One of Just 143 Speedsters Built to Gordon Buehrig’s Landmark Design
Single Family Ownership for 60 Years
Engine Number Matches Firewall Tag
Never Comprehensively Restored
One of the Most Iconic American Automobiles of the Art Deco Era
280 CID Lycoming L-Head Inline 8-Cylinder Engine
Single Stromberg Downdraft Carburetor
Schwitzer-Cummins Centrifugal Supercharger
150 BHP at 4,400 RPM
3-Speed Manual Gearbox with Columbia 2-Speed Rear End
4-Wheel Hydraulic Drum Brakes
Front Beam Axle with Semi-Elliptical Leaf Springs
Live Rear Axle with Semi-Elliptical Leaf Springs
East Coast Family Collection (acquired circa 1954)
Charles LeMaître, Massachusetts (acquired from the above in 2014)
Current Owner (acquired from the above)
Following a stunning turnaround engineered by E.L. Cord in 1924, the Auburn Company represents an important chapter of the Classic Era in America. Brimming with innovative engineering, captivating style, and surprising value, Auburn shook up the automotive establishment and competed successfully with Packard, Cadillac, Stutz, and other respected marques, eventually rising in sales and production volumes to become America’s 13th-largest automobile manufacturer by 1931.
Gifted designer Gordon Buehrig delivered a triumphant stylistic makeover for the Auburn for 1935. Since about 50 unused bodies in white remained from the 1932–1933 speedsters, Buehrig was tapped to design the new version; he penned a variation known as the “tapertail,” based on a Duesenberg speedster. Buehrig left the existing top, doors, and windshield untouched, integrated the cowl with the new Auburn frontal treatment, created a new tail section, and added sensuous pontoon fenders.
Performance engineering matched the Speedster’s gorgeous lines. Augie Duesenberg and Pearl Watson adapted the Kurt Beier-designed Schwitzer-Cummins centrifugal supercharger to the Lycoming GG-series straight- eight engine, using an innovative planetary-drive system. The resulting supercharged GH-series engine was rated at a robust 150 hp. Standard on the Boattail Speedster, the GH engine was optional – for an additional $220 – on the higher-volume body styles of the 851 and final 852 Auburns. A Columbia “dual-ratio” two-speed rear axle provided brisk acceleration and top-speed potential, with six forward ratios available.
The result of the redesign was breathtaking, and the new Speedster backed up its style with substance. To demonstrate its performance, famed racing driver and US speed-record legend Ab Jenkins, driving a stock 851 SC Speedster, became the first American to record an average speed over 100 mph for a 12-hour period. In commemoration of the feat, each Speedster built was fitted with an engraved dash plaque bearing Jenkins’ signature, attesting to its over-100 mph capabilities.

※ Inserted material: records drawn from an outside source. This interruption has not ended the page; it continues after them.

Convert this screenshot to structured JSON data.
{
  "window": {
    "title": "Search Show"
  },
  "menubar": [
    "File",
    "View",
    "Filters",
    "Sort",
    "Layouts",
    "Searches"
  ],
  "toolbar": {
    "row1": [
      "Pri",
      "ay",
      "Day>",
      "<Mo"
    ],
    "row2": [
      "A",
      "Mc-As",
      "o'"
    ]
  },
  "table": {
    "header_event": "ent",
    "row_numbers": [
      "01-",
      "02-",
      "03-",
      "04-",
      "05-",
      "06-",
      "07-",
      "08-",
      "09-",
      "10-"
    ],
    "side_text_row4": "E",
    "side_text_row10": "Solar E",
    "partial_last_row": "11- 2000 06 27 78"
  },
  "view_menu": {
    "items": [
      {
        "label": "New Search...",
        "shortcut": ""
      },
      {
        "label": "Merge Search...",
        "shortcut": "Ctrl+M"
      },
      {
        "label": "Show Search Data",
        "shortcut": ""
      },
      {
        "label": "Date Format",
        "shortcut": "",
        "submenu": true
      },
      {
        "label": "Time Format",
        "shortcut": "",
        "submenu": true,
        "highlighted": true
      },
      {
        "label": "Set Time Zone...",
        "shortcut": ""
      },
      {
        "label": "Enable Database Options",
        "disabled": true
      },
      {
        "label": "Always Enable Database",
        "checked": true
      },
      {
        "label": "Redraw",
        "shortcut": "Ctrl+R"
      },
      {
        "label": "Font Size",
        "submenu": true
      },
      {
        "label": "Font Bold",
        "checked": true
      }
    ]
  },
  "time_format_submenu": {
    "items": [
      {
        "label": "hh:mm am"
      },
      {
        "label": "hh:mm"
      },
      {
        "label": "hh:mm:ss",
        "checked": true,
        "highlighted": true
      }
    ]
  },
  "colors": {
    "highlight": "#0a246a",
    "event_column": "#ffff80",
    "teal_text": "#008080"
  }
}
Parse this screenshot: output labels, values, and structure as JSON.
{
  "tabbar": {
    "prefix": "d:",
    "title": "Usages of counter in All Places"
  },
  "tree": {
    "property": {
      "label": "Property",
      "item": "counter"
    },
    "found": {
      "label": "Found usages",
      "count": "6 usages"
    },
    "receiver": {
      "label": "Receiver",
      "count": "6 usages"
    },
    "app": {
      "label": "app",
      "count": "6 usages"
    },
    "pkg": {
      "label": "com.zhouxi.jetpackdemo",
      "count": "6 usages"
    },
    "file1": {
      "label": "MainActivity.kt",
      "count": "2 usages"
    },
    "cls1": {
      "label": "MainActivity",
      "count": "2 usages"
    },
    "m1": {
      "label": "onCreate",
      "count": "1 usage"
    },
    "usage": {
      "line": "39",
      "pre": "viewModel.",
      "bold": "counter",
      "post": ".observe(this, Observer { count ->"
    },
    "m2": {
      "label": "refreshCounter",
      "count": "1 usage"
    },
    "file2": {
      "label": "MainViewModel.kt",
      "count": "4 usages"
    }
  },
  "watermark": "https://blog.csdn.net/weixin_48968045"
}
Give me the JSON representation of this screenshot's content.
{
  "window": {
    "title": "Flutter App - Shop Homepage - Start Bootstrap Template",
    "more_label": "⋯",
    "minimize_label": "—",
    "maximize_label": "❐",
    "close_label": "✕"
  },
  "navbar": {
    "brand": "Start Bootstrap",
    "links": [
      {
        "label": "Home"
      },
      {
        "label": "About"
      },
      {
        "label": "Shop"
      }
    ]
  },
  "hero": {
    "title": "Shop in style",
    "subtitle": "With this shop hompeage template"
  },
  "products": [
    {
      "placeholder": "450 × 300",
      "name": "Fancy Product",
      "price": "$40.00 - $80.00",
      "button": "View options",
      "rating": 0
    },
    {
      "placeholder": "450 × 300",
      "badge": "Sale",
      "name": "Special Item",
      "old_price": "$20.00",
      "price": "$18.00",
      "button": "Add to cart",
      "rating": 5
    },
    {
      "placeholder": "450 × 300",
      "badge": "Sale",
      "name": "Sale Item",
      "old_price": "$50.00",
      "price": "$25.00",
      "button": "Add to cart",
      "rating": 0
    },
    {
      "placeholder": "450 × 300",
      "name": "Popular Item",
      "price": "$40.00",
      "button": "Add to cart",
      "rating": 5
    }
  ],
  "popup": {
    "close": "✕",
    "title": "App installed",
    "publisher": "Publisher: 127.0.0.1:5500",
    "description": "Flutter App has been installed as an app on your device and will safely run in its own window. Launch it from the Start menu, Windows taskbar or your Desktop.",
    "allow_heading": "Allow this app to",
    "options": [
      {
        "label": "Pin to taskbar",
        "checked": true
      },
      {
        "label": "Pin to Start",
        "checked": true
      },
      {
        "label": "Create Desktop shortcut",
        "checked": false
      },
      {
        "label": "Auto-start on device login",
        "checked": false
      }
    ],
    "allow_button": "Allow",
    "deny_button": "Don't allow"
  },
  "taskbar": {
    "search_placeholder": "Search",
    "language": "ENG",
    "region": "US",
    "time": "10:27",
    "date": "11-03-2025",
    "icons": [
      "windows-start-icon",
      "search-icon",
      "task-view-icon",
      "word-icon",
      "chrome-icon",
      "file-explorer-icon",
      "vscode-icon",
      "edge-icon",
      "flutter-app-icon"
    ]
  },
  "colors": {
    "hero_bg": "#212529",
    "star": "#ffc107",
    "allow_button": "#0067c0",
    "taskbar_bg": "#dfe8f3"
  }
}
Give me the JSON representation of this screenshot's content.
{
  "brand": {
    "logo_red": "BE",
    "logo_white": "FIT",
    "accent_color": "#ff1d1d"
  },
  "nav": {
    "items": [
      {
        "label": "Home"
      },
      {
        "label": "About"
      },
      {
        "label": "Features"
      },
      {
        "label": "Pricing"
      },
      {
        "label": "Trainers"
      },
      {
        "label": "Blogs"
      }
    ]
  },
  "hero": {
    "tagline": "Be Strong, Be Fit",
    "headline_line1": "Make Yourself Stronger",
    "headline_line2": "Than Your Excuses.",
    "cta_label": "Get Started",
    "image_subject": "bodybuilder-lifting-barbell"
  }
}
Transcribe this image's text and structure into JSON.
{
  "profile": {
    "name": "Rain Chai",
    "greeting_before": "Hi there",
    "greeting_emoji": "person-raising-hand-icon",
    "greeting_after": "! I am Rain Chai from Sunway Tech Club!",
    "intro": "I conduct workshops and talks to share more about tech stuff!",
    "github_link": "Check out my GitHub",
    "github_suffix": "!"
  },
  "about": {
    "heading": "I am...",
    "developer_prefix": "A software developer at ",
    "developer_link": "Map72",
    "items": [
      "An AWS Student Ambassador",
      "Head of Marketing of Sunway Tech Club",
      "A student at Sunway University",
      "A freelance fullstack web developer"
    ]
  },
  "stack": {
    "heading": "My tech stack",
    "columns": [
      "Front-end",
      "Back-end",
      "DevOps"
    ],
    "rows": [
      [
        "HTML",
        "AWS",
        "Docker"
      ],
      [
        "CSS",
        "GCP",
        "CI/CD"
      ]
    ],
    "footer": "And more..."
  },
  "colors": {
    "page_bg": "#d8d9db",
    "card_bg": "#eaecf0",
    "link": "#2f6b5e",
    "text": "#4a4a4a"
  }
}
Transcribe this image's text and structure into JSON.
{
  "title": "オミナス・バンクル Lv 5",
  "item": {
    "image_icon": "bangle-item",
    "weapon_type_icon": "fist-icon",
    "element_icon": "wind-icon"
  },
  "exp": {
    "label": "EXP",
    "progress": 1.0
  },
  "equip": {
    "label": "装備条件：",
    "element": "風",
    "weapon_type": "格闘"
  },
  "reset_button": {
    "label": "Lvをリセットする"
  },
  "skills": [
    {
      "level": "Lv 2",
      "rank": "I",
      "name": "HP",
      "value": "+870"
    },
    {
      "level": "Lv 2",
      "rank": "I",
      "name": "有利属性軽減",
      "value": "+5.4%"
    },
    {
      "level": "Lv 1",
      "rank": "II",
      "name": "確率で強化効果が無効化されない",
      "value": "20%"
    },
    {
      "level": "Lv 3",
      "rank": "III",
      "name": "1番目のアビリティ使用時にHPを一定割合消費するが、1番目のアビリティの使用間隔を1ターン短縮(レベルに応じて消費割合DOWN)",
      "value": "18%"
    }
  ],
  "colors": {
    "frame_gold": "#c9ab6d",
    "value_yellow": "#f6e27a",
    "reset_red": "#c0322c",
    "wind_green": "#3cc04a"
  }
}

Priced at $2,245 when new, it is believed that Auburn lost $300 per Speedster built. The Auburn line continued unchanged into 1936, with the Speedster now designated the “852 SC Speedster,” but few were built. The lingering economic malaise and Cord’s complex business affairs compounded the situation, and by the time production halted in 1937, as few as 143 supercharged Auburn 851 and 852 Speedsters had been manufactured. While small in number, Gordon Buehrig’s Auburn Speedster remains an Art Deco-inspired landmark that never fails to capture attention today.
The known history of this 851 dates to about 1954, when the Speedster was spotted for sale at a neighborhood service station in a suburb of Philadelphia. After a deal was struck for the already rare Boattail, the car was taken to its new home and remained in this family’s ownership for the next 60 years. According to Barry Dougherty, a close friend of this family, the Auburn was driven very little during their ownership. The car was repainted, likely by the end of the 1950s, in its present color, a Packard shade called Scottish Heather, which was popular on the then-current Packard 400. Later, the Auburn was retired from use altogether.
In 2014, the Speedster was purchased by noted East Coast collector Charles LeMaître via Mr. Dougherty, who was quite familiar with the details of the car, having serviced it during the family’s many decades with it. A new cylinder head was sourced from Auburn expert Frank Cek, and Mr. LeMaître had the 851 back in running order for the first time in many years. Upon inspection by Mr. Dougherty, the Auburn’s engine, whose number-stamping matches the firewall tag, was reportedly found to have the expected crankshaft counterbalance, notched oil pan, and heavy-duty connecting rods, all hallmarks of a factory-supercharged powerplant. The supercharger housing has been replaced with a proper reproduction casting.
This 851 Speedster is said to have never been comprehensively restored, and is surely among the very last examples still able to make this claim. Based on its history, it is doubtful that the body has ever been separated from the frame subsequent to its manufacture. Additionally, it is all but certain that this Auburn has never been to a concours, which will allow the next owner to present this long-sequestered Speedster, once ready, to an enthusiastic public for the first time.